One of the women, 81-year-old Lu Thi Harris, who Chemirmir was found guilty of murdering in April, was found dead at her Dallas home on March 20, 2018.
CCTV footage collected from Walmart supermarket showed Chemirmir was present at the premises at the same time Harris was there and left shortly after the 81-year-old had also left.
In the second case, Martha Williams, who was found dead in a retirement community a week before Harris was killed, was also spotted at the Walmart Supermarket on the day she disappeared.
And like in the first case, Chemirmir was also present at the supermarket.
In Brooks’ case, the serial killer parked his silver Nissan Altima next to his would-be victim’s car, followed her into the supermarket and also left the premises after the 87-year-old had left.
After her death, police managed to ping Chemirmir’s mobile phone number in the victim's house, leading them to conclude that he was indeed the serial killer they had been looking for.
Yesterday, prosecutors said they intend to use circumstantial evidence contained in the murders of Williams and Harris to show that Chemirmir also murdered Brooks.
Additionally, one of his survivors, who has since died, recounted to police in a video set to be presented before the court, how Chemirmir attacked her.
Mary Annis Bartel had, like most of Chemirmir’s victims, just arrived at her house from shopping at the serial killer’s favourite hunting ground — Walmart — when a man forced his way into her apartment and tried to smother her with a pillow.
“The minute I opened her door and saw a man wearing green rubber gloves, I knew I was in grave danger,” she told the police.
Chemirmir, thinking he had snapped the life out of Bartel, escaped from the house leaving the door open as he had always done.

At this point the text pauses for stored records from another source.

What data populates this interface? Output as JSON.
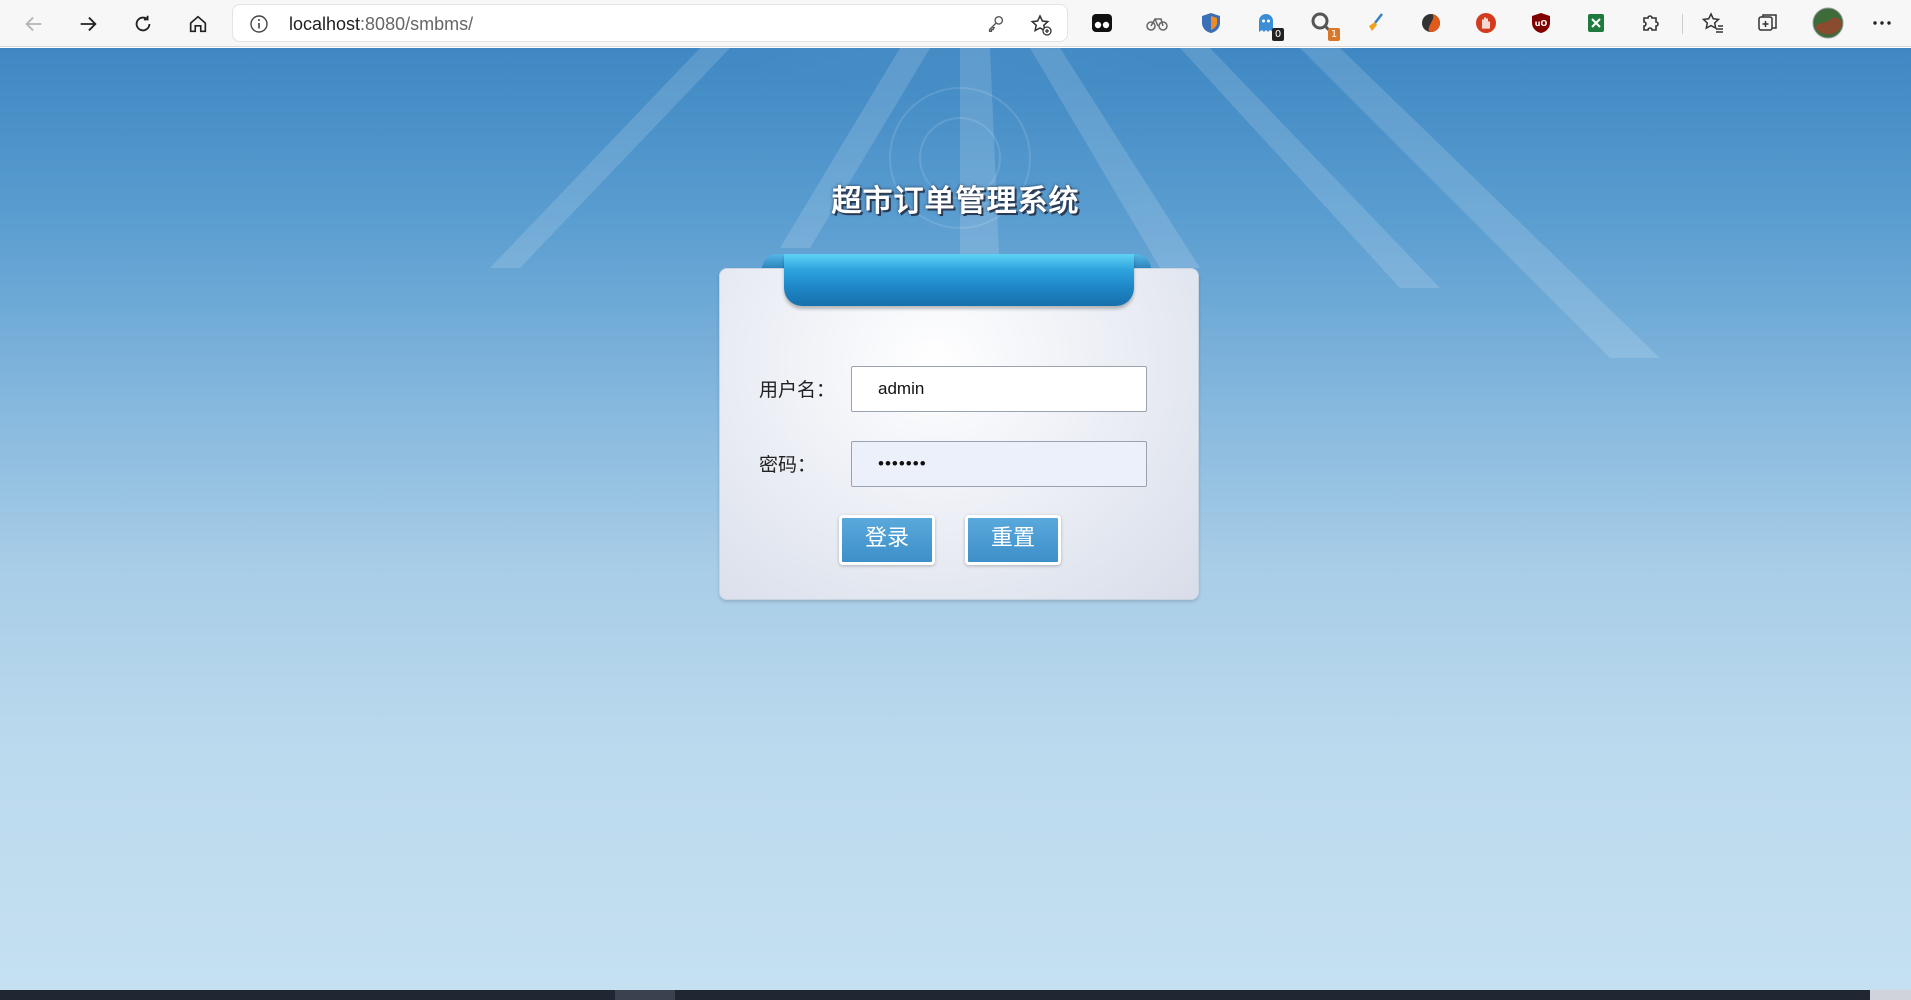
{
  "browser": {
    "url_host": "localhost",
    "url_rest": ":8080/smbms/",
    "extensions": [
      {
        "icon": "tampermonkey-icon",
        "badge": ""
      },
      {
        "icon": "bicycle-icon",
        "badge": ""
      },
      {
        "icon": "shield-fox-icon",
        "badge": ""
      },
      {
        "icon": "ghost-icon",
        "badge": "0"
      },
      {
        "icon": "magnifier-icon",
        "badge": "1"
      },
      {
        "icon": "broom-icon",
        "badge": ""
      },
      {
        "icon": "swirl-icon",
        "badge": ""
      },
      {
        "icon": "hand-stop-icon",
        "badge": ""
      },
      {
        "icon": "ublock-origin-icon",
        "badge": ""
      },
      {
        "icon": "spreadsheet-icon",
        "badge": ""
      },
      {
        "icon": "puzzle-icon",
        "badge": ""
      }
    ]
  },
  "page": {
    "title": "超市订单管理系统",
    "username_label": "用户名：",
    "username_value": "admin",
    "password_label": "密码：",
    "password_value": "•••••••",
    "login_button": "登录",
    "reset_button": "重置"
  },
  "colors": {
    "bg_top": "#3f88c3",
    "bg_bottom": "#c4e0f1",
    "ribbon": "#2ea4de",
    "button": "#4a9bd2"
  }
}
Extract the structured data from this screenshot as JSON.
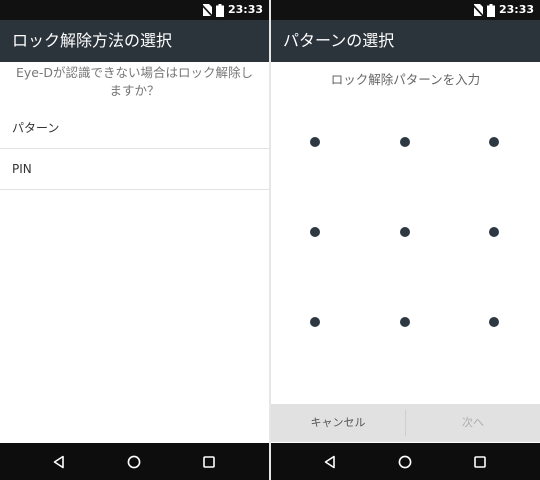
{
  "status_bar": {
    "time": "23:33"
  },
  "left_screen": {
    "title": "ロック解除方法の選択",
    "prompt_line1": "Eye-Dが認識できない場合はロック解除し",
    "prompt_line2": "ますか？",
    "options": [
      {
        "label": "パターン"
      },
      {
        "label": "PIN"
      }
    ]
  },
  "right_screen": {
    "title": "パターンの選択",
    "instruction": "ロック解除パターンを入力",
    "cancel_label": "キャンセル",
    "next_label": "次へ"
  },
  "colors": {
    "app_bar": "#2b333b",
    "status_bar": "#111111",
    "nav_bar": "#0d0d0d",
    "pattern_dot": "#2d3843",
    "button_bar": "#e1e1e1"
  },
  "icons": {
    "status": [
      "no-sim-icon",
      "battery-icon"
    ],
    "navigation": [
      "back-icon",
      "home-icon",
      "recents-icon"
    ]
  }
}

Luckily one of Bartel’s friends was on her way to visit and found her friend unconscious. She survived and told the police, who were already closing in on Chemirmir, what happened.
When he was arrested the next day, police found in Chemirmir’s house a jewellery box which Bartel’s children positively identified as belonging to their mother.
Also found in the house were documents belonging to Brooks, who had been killed weeks earlier.
Chemirmir has also been formally charged with killing Marilyn Bixler, 90, Diane Delahunty, 79, Helen Lee, 82 and Mamie Miya, 93.
Investigations on the other elderly women he is accused of killing are ongoing, but prosecutors say they will present the cases in court before the end of the year.
Yet, despite the monstrous charges facing their kin, the residents of Kabunyony village describe Chemirmir as an introvert who mostly kept to himself.
A son of senior colonial-era chief Joel Chemirmir, he moved to the US in the late 90s after one of his sisters secured a visa for him.
Raised in Solai and schooled in Nakuru, Chemirmir is the eighth born in a family of nine children.
Chemirmir, however, relocated to Kabunyony after completing high school where villagers said he spent most of his time drinking in local bars before his sister came to his rescue.